WHAT THE TASK REQUIRES:
Copy all the lines of the data that include the word "counter".

─── GIVEN INFORMATION

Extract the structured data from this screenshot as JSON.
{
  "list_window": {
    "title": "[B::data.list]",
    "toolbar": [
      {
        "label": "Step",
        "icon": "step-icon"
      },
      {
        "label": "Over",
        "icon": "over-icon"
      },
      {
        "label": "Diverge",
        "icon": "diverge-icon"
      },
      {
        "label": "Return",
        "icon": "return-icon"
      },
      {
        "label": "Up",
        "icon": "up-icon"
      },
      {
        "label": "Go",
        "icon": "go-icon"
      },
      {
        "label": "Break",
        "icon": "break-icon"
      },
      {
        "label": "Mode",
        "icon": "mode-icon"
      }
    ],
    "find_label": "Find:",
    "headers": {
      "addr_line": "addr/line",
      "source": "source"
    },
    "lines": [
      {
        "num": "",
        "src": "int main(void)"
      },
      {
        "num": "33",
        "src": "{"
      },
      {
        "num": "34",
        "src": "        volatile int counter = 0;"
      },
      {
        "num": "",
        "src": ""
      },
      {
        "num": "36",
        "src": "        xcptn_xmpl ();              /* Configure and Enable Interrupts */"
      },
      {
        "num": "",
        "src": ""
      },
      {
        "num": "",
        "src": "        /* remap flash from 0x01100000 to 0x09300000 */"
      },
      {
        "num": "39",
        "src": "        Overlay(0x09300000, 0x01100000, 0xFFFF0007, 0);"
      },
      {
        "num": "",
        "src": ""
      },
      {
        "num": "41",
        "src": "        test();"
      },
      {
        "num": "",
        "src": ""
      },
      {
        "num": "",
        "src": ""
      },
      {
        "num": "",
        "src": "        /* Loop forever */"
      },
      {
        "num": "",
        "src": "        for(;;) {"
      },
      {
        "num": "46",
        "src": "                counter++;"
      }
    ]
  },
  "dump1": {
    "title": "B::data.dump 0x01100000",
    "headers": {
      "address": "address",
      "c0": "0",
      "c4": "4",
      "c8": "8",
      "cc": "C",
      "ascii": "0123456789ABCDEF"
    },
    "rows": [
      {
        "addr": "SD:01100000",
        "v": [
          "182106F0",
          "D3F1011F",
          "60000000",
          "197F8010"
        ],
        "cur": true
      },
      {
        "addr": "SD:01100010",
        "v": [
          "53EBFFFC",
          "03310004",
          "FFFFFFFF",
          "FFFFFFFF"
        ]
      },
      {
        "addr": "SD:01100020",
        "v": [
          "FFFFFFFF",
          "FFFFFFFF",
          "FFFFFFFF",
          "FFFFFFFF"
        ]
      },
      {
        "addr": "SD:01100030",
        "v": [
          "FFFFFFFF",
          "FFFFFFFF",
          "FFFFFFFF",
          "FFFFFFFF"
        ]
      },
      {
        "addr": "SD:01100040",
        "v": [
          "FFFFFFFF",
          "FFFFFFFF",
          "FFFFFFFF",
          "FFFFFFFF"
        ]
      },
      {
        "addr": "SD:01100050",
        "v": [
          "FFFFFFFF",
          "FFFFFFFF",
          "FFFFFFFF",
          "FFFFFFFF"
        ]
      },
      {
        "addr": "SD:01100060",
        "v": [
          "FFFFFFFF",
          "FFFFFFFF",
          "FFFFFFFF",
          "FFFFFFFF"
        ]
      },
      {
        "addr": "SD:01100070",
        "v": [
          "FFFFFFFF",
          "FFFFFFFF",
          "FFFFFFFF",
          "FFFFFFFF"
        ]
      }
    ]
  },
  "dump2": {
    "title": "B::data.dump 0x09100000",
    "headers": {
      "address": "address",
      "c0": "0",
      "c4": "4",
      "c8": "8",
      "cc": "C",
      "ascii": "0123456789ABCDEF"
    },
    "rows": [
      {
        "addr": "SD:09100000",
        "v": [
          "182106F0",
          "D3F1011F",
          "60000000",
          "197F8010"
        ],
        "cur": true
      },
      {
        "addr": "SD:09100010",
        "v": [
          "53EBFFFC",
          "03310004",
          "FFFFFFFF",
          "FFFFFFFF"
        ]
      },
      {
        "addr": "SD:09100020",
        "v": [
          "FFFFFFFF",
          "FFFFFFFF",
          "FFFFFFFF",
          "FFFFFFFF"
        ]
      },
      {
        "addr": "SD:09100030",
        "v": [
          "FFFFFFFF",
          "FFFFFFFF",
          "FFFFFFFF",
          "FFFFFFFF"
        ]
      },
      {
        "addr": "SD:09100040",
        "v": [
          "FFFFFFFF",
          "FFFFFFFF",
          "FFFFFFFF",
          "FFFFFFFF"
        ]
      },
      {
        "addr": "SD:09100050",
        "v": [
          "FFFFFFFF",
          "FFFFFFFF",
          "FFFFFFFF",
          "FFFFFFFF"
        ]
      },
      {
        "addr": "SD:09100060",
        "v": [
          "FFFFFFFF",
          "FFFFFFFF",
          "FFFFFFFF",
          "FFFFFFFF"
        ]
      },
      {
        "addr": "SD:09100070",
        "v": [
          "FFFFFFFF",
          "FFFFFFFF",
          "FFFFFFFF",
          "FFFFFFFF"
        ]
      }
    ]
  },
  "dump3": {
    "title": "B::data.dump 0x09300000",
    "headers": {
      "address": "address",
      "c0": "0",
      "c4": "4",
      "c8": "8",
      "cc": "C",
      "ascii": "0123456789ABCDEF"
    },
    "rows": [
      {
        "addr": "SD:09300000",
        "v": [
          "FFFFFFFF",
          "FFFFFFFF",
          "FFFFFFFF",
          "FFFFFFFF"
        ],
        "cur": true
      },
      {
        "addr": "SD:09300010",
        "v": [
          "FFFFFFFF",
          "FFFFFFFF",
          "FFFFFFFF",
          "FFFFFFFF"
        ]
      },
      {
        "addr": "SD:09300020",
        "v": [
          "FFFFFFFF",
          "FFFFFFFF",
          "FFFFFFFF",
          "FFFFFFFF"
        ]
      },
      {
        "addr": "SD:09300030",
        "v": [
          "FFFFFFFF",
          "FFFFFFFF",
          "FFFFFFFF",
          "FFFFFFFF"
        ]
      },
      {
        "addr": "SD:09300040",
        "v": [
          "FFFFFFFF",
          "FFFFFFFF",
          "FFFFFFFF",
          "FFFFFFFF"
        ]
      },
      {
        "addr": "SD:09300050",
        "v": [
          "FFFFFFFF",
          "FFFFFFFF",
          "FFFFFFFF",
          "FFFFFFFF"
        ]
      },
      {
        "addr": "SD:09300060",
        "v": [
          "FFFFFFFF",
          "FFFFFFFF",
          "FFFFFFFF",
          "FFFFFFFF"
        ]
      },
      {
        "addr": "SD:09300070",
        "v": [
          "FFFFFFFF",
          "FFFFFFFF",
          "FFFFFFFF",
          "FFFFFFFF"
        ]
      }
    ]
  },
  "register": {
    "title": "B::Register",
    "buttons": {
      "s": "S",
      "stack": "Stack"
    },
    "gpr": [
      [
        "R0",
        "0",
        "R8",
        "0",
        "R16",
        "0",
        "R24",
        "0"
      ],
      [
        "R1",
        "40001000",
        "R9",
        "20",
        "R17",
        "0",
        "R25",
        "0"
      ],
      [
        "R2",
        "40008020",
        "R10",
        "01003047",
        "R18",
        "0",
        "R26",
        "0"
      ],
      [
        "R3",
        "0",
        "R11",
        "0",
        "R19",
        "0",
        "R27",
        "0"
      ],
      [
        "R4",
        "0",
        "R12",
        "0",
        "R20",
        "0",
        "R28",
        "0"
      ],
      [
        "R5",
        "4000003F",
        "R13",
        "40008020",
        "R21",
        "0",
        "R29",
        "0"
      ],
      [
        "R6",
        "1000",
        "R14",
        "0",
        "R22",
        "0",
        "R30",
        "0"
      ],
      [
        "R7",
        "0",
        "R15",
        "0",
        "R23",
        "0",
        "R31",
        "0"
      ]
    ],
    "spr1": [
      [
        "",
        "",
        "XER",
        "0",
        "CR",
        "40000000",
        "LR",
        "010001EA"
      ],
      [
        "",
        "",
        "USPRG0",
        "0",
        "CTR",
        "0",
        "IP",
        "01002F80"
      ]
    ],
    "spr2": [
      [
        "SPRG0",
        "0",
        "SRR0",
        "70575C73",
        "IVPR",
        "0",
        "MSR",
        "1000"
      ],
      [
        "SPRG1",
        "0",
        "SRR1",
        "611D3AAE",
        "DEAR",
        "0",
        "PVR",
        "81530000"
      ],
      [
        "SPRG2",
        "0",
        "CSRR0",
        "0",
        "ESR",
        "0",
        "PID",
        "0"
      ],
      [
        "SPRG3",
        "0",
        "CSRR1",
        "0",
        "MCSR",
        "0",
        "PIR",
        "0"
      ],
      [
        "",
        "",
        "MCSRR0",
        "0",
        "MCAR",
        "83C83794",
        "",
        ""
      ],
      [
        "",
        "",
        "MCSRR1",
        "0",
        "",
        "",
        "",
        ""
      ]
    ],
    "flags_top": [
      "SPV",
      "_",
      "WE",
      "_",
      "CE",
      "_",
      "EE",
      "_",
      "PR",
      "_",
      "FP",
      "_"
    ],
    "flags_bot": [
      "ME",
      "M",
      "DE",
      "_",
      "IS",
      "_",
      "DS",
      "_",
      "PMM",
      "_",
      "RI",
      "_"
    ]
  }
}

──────

TASK ANSWER:
        "src": "        volatile int counter = 0;"
        "src": "                counter++;"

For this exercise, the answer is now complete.